Filter out every line below that lacks "text", and copy the rest.

(Records drawn from a dataset)
****************************************
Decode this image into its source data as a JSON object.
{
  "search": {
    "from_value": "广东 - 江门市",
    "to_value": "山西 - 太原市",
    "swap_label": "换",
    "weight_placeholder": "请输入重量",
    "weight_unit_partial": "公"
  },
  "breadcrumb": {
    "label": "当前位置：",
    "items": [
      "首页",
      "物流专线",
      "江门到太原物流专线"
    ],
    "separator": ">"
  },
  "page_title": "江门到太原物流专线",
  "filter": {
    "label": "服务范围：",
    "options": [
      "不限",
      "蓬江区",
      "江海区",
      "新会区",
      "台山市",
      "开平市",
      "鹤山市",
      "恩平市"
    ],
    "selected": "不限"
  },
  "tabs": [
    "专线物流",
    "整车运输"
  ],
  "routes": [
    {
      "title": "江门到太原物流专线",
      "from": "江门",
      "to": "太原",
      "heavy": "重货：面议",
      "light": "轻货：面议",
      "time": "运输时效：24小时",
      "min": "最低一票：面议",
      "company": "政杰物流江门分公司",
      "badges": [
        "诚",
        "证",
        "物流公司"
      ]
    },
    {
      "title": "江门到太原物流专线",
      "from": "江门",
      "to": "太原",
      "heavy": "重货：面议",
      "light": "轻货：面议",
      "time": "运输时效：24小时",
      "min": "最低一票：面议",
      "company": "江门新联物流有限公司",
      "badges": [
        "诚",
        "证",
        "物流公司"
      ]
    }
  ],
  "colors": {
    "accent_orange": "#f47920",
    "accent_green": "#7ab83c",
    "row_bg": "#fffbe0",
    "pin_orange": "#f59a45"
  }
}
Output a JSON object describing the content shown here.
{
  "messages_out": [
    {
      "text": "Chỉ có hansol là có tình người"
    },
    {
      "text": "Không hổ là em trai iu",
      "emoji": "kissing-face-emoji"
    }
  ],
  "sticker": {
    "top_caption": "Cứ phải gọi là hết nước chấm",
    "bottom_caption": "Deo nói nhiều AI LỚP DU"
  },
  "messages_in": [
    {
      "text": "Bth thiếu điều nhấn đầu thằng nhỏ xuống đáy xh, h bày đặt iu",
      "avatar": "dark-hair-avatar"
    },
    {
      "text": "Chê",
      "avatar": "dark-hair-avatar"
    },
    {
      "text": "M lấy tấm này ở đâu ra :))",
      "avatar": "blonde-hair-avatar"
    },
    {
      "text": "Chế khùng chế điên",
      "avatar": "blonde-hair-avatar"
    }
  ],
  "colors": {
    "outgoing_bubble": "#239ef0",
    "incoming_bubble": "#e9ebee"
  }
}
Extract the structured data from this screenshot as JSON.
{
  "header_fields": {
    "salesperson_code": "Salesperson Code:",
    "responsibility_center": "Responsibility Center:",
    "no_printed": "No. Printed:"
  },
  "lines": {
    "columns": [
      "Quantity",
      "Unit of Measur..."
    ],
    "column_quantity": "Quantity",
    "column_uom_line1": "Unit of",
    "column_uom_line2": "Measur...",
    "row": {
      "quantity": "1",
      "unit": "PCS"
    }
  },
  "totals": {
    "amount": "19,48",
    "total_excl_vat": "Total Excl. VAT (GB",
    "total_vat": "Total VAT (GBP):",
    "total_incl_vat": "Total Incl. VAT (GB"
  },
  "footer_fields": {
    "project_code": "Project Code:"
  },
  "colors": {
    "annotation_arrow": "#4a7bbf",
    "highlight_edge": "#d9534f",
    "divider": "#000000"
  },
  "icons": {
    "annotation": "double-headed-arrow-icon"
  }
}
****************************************
**EXERCISE RESULT:**
      "text": "Chỉ có hansol là có tình người"
      "text": "Không hổ là em trai iu",
      "text": "Bth thiếu điều nhấn đầu thằng nhỏ xuống đáy xh, h bày đặt iu",
      "text": "Chê",
      "text": "M lấy tấm này ở đâu ra :))",
      "text": "Chế khùng chế điên",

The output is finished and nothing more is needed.